- Task brief -
Using the entries that follow, state how many lines contain "Курсы", with no other words.

··· Stored data ···

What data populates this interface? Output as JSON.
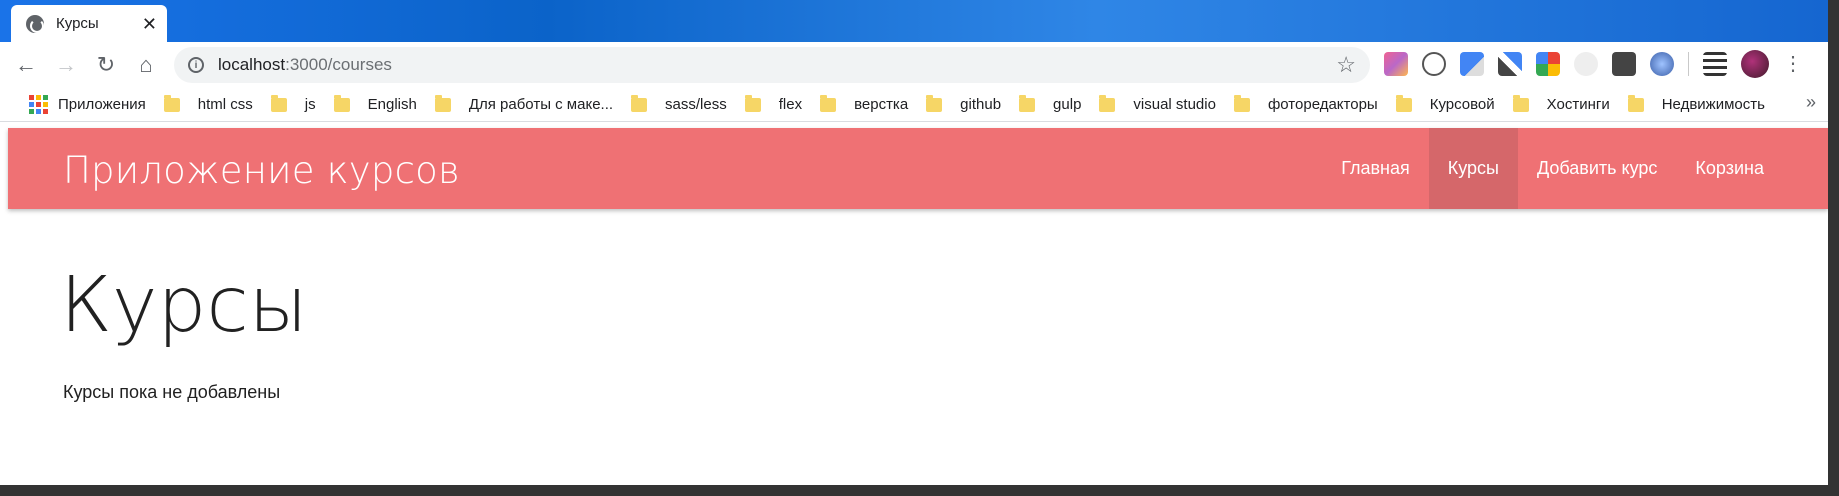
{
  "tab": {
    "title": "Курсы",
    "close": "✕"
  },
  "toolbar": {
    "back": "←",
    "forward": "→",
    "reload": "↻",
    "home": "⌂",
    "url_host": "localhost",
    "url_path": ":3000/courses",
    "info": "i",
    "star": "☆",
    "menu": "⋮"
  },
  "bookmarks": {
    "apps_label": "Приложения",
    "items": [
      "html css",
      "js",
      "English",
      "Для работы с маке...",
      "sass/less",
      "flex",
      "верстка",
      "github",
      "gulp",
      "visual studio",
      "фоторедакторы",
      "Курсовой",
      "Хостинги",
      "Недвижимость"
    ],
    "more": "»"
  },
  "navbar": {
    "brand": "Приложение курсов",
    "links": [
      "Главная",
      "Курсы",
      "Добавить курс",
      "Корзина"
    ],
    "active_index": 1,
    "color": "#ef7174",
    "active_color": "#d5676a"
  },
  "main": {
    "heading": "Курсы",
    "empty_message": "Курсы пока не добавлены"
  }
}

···

- Solution to this exercise -
4